The New York Yankees will lose one of their most consistent starting pitchers with reports from overseas that Hiroki Kuroda will return to his native Japan. After seven successful years in the United States, Kuroda is one of the best Japanese imports Major League Baseball has ever known.
— daisuke sugiura 杉浦大介 (@daisukesugiura) December 26, 2014
What makes Kuroda’s success extra noteworthy is that he didn’t throw a pitch in the majors until he was 33 years old. Kuroda, who turns 40 in February, was 11-9 with a 3.71 ERA for New York in 2014 at age 39, leading the Yankees in starts (32), innings (199) and strikeouts (146).
In seven years with the Dodgers and Yankees, Kuroda was 79-79 with a 3.45 ERA and 115 ERA+, and averaged 30 starts, 188 innings and 141 strikeouts per year.
Among pitchers born in Japan, Kuroda’s 211 starts in the majors rank second only to Hideo Nomo (318), like Kuroda a native of Osaka. Kuroda also ranks second to Nomo in wins and strikeouts (986).
Kuroda has been one of the most consistent starting pitchers during his time in the United States, tied for 16th with his 116 ERA+ (minimum 1,000 innings) from 2008-14. Kuroda never had an ERA+ below 104, and in the last seven years had five seasons with an ERA+ of at least 110; only Clayton Kershaw, Cliff Lee and Felix Hernandez had more such seasons during that span.
Kuroda ranked 19th among major league pitchers with 1,319 innings during the past seven years, and was one of 19 pitchers with at least six seasons of 30 or more starts in the last seven years. His 3.38 strikeout-to-walk ratio is 14th best among pitchers with at least 1,000 innings from 2008-14.
His strikeout rate has been between 17.8 percent and 19.2 percent for the last six seasons, and his walk rate was between 4.3 percent and 5.9 percent throughout his seven years in the majors.
Known for his fierce work ethic learned playing baseball as a youth in Japan, Kuroda told the New York Times in 2012, “It was all so ingrained in me that I still have a fear of giving up hits and runs.”
The right-hander pitched 11 seasons for the lowly Hiroshima Carp in the Japanese Central League, going 103-89 with a 3.69 ERA despite playing on losing teams for 10 of his 11 years. The only winning season Kuroda experienced in Japan was in 2002, when the Carp were 68-65.

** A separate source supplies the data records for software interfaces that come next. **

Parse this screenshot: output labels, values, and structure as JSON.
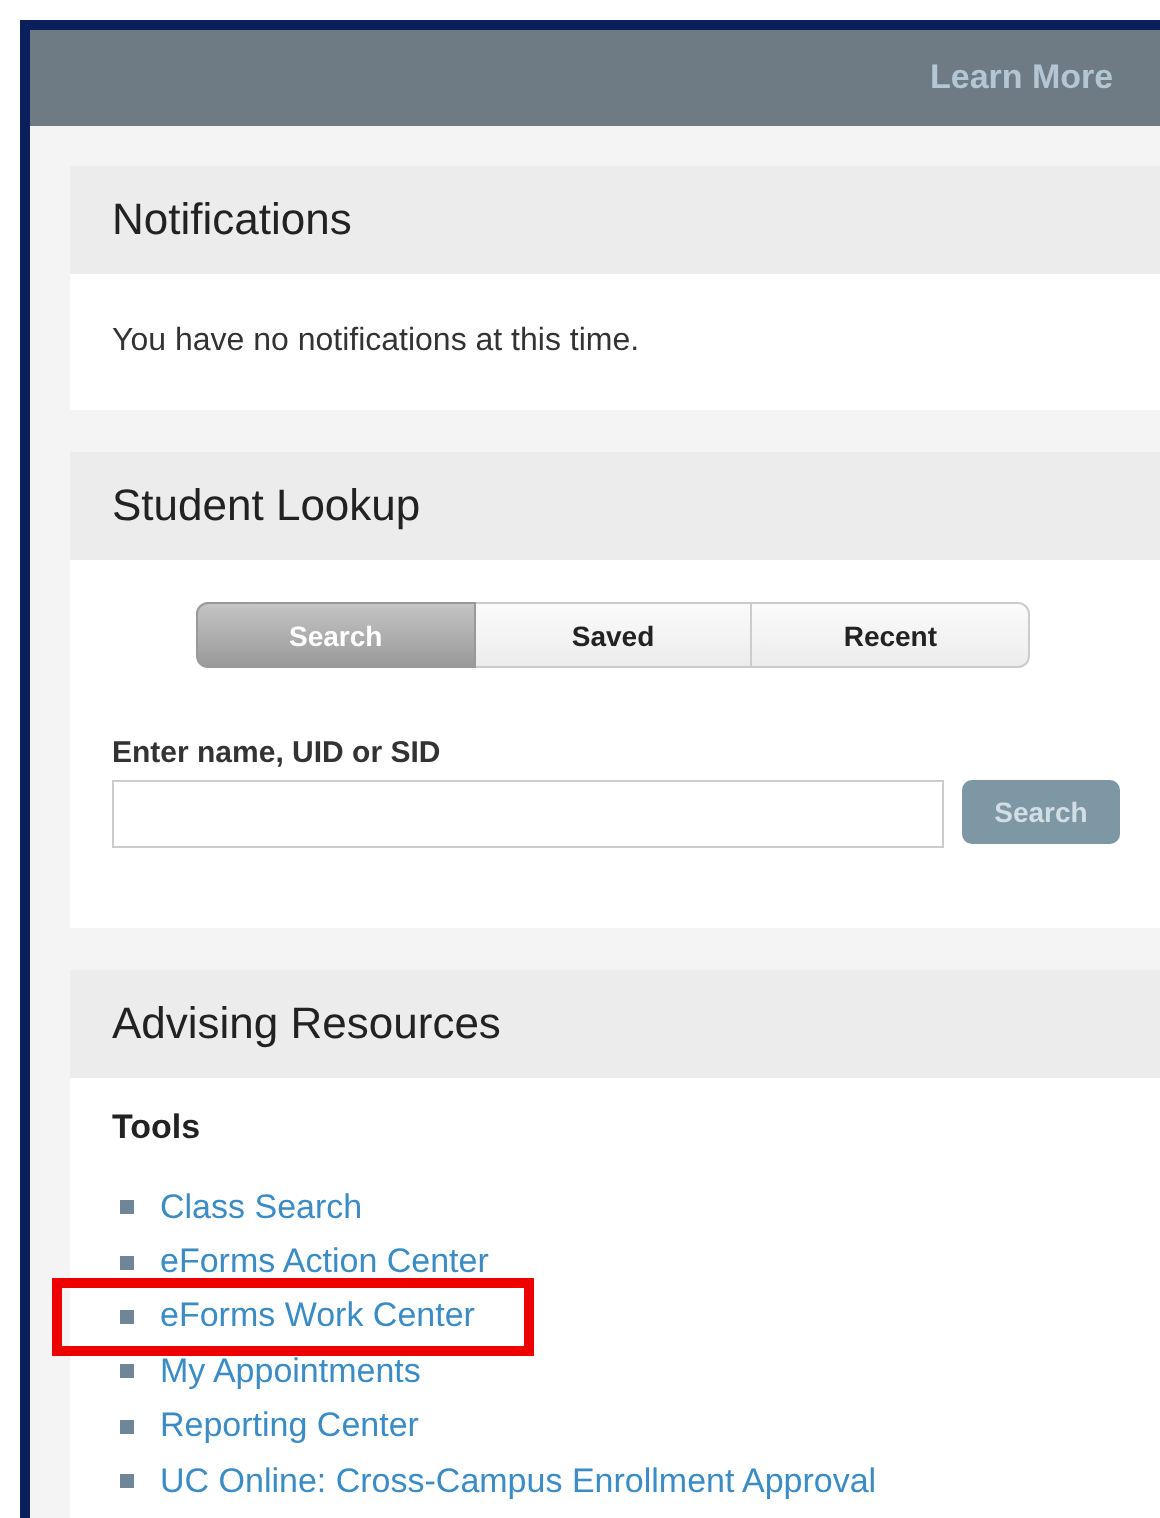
{
  "header": {
    "link": "Learn More"
  },
  "notifications": {
    "title": "Notifications",
    "message": "You have no notifications at this time."
  },
  "student_lookup": {
    "title": "Student Lookup",
    "tabs": [
      {
        "label": "Search",
        "selected": true
      },
      {
        "label": "Saved",
        "selected": false
      },
      {
        "label": "Recent",
        "selected": false
      }
    ],
    "field_label": "Enter name, UID or SID",
    "search_button": {
      "label": "Search",
      "disabled": true
    }
  },
  "advising_resources": {
    "title": "Advising Resources",
    "section": "Tools",
    "links": [
      {
        "label": "Class Search",
        "highlighted": false
      },
      {
        "label": "eForms Action Center",
        "highlighted": false
      },
      {
        "label": "eForms Work Center",
        "highlighted": true
      },
      {
        "label": "My Appointments",
        "highlighted": false
      },
      {
        "label": "Reporting Center",
        "highlighted": false
      },
      {
        "label": "UC Online: Cross-Campus Enrollment Approval",
        "highlighted": false
      }
    ]
  }
}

Kuroda made the playoffs in his first two seasons (2008-09) with the Dodgers, and in 2012 with the Yankees. He was 2-2 with a 3.94 ERA in five playoff starts, with 22 strikeouts and just four walks.
In 18 seasons combined in the majors and in Japan, Kuroda is 182-168, just 18 wins shy of 200.